TASK BRIEF:
Please restate each entry below, word for word.

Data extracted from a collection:
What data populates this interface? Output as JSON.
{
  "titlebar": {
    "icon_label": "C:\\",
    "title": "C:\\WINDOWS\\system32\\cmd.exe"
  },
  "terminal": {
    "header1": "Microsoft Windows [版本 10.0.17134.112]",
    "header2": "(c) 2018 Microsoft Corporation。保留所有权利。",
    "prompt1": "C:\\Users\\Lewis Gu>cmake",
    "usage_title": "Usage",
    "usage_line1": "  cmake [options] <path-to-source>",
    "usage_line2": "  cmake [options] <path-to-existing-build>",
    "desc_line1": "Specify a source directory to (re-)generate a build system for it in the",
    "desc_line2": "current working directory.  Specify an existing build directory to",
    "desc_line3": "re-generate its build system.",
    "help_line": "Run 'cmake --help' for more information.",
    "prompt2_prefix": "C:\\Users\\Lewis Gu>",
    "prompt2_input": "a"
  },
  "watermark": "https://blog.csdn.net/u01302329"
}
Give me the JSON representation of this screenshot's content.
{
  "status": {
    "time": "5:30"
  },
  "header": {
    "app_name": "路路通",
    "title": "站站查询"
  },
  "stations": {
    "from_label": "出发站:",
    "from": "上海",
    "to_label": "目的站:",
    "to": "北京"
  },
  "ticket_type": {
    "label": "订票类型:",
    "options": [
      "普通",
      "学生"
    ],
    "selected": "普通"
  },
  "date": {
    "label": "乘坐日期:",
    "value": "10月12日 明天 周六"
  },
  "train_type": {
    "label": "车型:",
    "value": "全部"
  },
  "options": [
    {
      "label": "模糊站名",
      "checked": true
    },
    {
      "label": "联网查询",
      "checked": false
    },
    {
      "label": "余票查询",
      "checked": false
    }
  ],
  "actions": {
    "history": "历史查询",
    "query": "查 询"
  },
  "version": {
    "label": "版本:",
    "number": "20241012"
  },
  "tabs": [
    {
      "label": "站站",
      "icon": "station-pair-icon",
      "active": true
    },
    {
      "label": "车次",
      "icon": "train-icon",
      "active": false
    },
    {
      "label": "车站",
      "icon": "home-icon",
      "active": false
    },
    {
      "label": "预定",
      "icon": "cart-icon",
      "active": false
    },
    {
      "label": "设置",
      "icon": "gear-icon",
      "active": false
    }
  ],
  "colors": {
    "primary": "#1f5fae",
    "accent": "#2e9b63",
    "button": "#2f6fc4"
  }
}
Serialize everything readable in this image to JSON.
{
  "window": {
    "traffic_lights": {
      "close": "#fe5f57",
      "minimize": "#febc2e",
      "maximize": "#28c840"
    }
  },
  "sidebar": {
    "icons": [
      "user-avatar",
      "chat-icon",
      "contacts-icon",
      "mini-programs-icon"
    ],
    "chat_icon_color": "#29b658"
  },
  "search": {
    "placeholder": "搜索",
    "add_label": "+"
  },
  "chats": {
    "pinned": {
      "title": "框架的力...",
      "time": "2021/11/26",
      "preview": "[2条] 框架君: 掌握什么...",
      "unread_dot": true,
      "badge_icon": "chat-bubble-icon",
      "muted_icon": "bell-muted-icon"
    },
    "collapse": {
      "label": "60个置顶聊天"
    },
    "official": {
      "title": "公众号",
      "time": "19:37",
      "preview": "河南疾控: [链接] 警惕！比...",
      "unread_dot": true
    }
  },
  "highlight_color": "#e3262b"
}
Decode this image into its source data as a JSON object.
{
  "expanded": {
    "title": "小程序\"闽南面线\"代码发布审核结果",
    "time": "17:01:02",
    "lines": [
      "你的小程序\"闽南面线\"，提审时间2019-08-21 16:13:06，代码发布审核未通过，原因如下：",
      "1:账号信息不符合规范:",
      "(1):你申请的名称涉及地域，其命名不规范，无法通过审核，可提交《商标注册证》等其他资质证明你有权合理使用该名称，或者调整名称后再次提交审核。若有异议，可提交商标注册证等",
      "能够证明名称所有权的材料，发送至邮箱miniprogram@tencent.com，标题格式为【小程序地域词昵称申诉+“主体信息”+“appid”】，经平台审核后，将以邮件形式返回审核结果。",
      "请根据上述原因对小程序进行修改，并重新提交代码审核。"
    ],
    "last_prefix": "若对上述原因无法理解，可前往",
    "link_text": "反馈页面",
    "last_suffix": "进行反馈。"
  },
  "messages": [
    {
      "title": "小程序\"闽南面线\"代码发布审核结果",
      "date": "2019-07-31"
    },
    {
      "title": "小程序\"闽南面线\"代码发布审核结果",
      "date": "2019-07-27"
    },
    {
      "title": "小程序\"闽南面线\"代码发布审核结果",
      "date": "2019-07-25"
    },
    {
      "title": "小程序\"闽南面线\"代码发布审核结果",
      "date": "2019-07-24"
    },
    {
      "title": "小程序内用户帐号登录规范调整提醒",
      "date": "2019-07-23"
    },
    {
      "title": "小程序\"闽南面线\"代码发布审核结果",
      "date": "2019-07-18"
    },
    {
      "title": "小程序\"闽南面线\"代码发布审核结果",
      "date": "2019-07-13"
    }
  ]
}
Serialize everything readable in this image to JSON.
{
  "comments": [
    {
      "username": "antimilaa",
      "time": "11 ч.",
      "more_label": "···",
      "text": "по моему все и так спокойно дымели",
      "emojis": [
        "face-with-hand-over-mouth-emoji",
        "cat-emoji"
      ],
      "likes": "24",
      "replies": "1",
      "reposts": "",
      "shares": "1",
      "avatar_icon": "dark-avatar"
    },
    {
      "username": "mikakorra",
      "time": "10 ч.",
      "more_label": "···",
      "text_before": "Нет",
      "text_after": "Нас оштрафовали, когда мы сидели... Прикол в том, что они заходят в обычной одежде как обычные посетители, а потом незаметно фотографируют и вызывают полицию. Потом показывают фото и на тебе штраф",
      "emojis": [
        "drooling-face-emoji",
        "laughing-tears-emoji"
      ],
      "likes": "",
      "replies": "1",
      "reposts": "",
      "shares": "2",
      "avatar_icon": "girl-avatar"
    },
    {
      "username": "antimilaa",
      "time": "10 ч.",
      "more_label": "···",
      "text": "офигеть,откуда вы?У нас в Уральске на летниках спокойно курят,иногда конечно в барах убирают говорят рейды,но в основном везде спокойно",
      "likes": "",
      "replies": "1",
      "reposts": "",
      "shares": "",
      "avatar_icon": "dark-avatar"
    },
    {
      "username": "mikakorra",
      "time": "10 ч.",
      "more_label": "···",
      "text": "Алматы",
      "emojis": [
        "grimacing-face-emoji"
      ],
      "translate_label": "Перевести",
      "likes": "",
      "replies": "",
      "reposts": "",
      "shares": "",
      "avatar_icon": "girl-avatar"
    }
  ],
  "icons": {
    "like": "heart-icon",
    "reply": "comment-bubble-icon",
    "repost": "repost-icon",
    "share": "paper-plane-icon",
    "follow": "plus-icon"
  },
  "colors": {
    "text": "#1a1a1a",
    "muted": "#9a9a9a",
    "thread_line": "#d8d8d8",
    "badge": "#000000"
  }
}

TASK RESPONSE:
What data populates this interface? Output as JSON.
{
  "titlebar": {
    "icon_label": "C:\\",
    "title": "C:\\WINDOWS\\system32\\cmd.exe"
  },
  "terminal": {
    "header1": "Microsoft Windows [版本 10.0.17134.112]",
    "header2": "(c) 2018 Microsoft Corporation。保留所有权利。",
    "prompt1": "C:\\Users\\Lewis Gu>cmake",
    "usage_title": "Usage",
    "usage_line1": "  cmake [options] <path-to-source>",
    "usage_line2": "  cmake [options] <path-to-existing-build>",
    "desc_line1": "Specify a source directory to (re-)generate a build system for it in the",
    "desc_line2": "current working directory.  Specify an existing build directory to",
    "desc_line3": "re-generate its build system.",
    "help_line": "Run 'cmake --help' for more information.",
    "prompt2_prefix": "C:\\Users\\Lewis Gu>",
    "prompt2_input": "a"
  },
  "watermark": "https://blog.csdn.net/u01302329"
}
Give me the JSON representation of this screenshot's content.
{
  "status": {
    "time": "5:30"
  },
  "header": {
    "app_name": "路路通",
    "title": "站站查询"
  },
  "stations": {
    "from_label": "出发站:",
    "from": "上海",
    "to_label": "目的站:",
    "to": "北京"
  },
  "ticket_type": {
    "label": "订票类型:",
    "options": [
      "普通",
      "学生"
    ],
    "selected": "普通"
  },
  "date": {
    "label": "乘坐日期:",
    "value": "10月12日 明天 周六"
  },
  "train_type": {
    "label": "车型:",
    "value": "全部"
  },
  "options": [
    {
      "label": "模糊站名",
      "checked": true
    },
    {
      "label": "联网查询",
      "checked": false
    },
    {
      "label": "余票查询",
      "checked": false
    }
  ],
  "actions": {
    "history": "历史查询",
    "query": "查 询"
  },
  "version": {
    "label": "版本:",
    "number": "20241012"
  },
  "tabs": [
    {
      "label": "站站",
      "icon": "station-pair-icon",
      "active": true
    },
    {
      "label": "车次",
      "icon": "train-icon",
      "active": false
    },
    {
      "label": "车站",
      "icon": "home-icon",
      "active": false
    },
    {
      "label": "预定",
      "icon": "cart-icon",
      "active": false
    },
    {
      "label": "设置",
      "icon": "gear-icon",
      "active": false
    }
  ],
  "colors": {
    "primary": "#1f5fae",
    "accent": "#2e9b63",
    "button": "#2f6fc4"
  }
}
Serialize everything readable in this image to JSON.
{
  "window": {
    "traffic_lights": {
      "close": "#fe5f57",
      "minimize": "#febc2e",
      "maximize": "#28c840"
    }
  },
  "sidebar": {
    "icons": [
      "user-avatar",
      "chat-icon",
      "contacts-icon",
      "mini-programs-icon"
    ],
    "chat_icon_color": "#29b658"
  },
  "search": {
    "placeholder": "搜索",
    "add_label": "+"
  },
  "chats": {
    "pinned": {
      "title": "框架的力...",
      "time": "2021/11/26",
      "preview": "[2条] 框架君: 掌握什么...",
      "unread_dot": true,
      "badge_icon": "chat-bubble-icon",
      "muted_icon": "bell-muted-icon"
    },
    "collapse": {
      "label": "60个置顶聊天"
    },
    "official": {
      "title": "公众号",
      "time": "19:37",
      "preview": "河南疾控: [链接] 警惕！比...",
      "unread_dot": true
    }
  },
  "highlight_color": "#e3262b"
}
Decode this image into its source data as a JSON object.
{
  "expanded": {
    "title": "小程序\"闽南面线\"代码发布审核结果",
    "time": "17:01:02",
    "lines": [
      "你的小程序\"闽南面线\"，提审时间2019-08-21 16:13:06，代码发布审核未通过，原因如下：",
      "1:账号信息不符合规范:",
      "(1):你申请的名称涉及地域，其命名不规范，无法通过审核，可提交《商标注册证》等其他资质证明你有权合理使用该名称，或者调整名称后再次提交审核。若有异议，可提交商标注册证等",
      "能够证明名称所有权的材料，发送至邮箱miniprogram@tencent.com，标题格式为【小程序地域词昵称申诉+“主体信息”+“appid”】，经平台审核后，将以邮件形式返回审核结果。",
      "请根据上述原因对小程序进行修改，并重新提交代码审核。"
    ],
    "last_prefix": "若对上述原因无法理解，可前往",
    "link_text": "反馈页面",
    "last_suffix": "进行反馈。"
  },
  "messages": [
    {
      "title": "小程序\"闽南面线\"代码发布审核结果",
      "date": "2019-07-31"
    },
    {
      "title": "小程序\"闽南面线\"代码发布审核结果",
      "date": "2019-07-27"
    },
    {
      "title": "小程序\"闽南面线\"代码发布审核结果",
      "date": "2019-07-25"
    },
    {
      "title": "小程序\"闽南面线\"代码发布审核结果",
      "date": "2019-07-24"
    },
    {
      "title": "小程序内用户帐号登录规范调整提醒",
      "date": "2019-07-23"
    },
    {
      "title": "小程序\"闽南面线\"代码发布审核结果",
      "date": "2019-07-18"
    },
    {
      "title": "小程序\"闽南面线\"代码发布审核结果",
      "date": "2019-07-13"
    }
  ]
}
Serialize everything readable in this image to JSON.
{
  "comments": [
    {
      "username": "antimilaa",
      "time": "11 ч.",
      "more_label": "···",
      "text": "по моему все и так спокойно дымели",
      "emojis": [
        "face-with-hand-over-mouth-emoji",
        "cat-emoji"
      ],
      "likes": "24",
      "replies": "1",
      "reposts": "",
      "shares": "1",
      "avatar_icon": "dark-avatar"
    },
    {
      "username": "mikakorra",
      "time": "10 ч.",
      "more_label": "···",
      "text_before": "Нет",
      "text_after": "Нас оштрафовали, когда мы сидели... Прикол в том, что они заходят в обычной одежде как обычные посетители, а потом незаметно фотографируют и вызывают полицию. Потом показывают фото и на тебе штраф",
      "emojis": [
        "drooling-face-emoji",
        "laughing-tears-emoji"
      ],
      "likes": "",
      "replies": "1",
      "reposts": "",
      "shares": "2",
      "avatar_icon": "girl-avatar"
    },
    {
      "username": "antimilaa",
      "time": "10 ч.",
      "more_label": "···",
      "text": "офигеть,откуда вы?У нас в Уральске на летниках спокойно курят,иногда конечно в барах убирают говорят рейды,но в основном везде спокойно",
      "likes": "",
      "replies": "1",
      "reposts": "",
      "shares": "",
      "avatar_icon": "dark-avatar"
    },
    {
      "username": "mikakorra",
      "time": "10 ч.",
      "more_label": "···",
      "text": "Алматы",
      "emojis": [
        "grimacing-face-emoji"
      ],
      "translate_label": "Перевести",
      "likes": "",
      "replies": "",
      "reposts": "",
      "shares": "",
      "avatar_icon": "girl-avatar"
    }
  ],
  "icons": {
    "like": "heart-icon",
    "reply": "comment-bubble-icon",
    "repost": "repost-icon",
    "share": "paper-plane-icon",
    "follow": "plus-icon"
  },
  "colors": {
    "text": "#1a1a1a",
    "muted": "#9a9a9a",
    "thread_line": "#d8d8d8",
    "badge": "#000000"
  }
}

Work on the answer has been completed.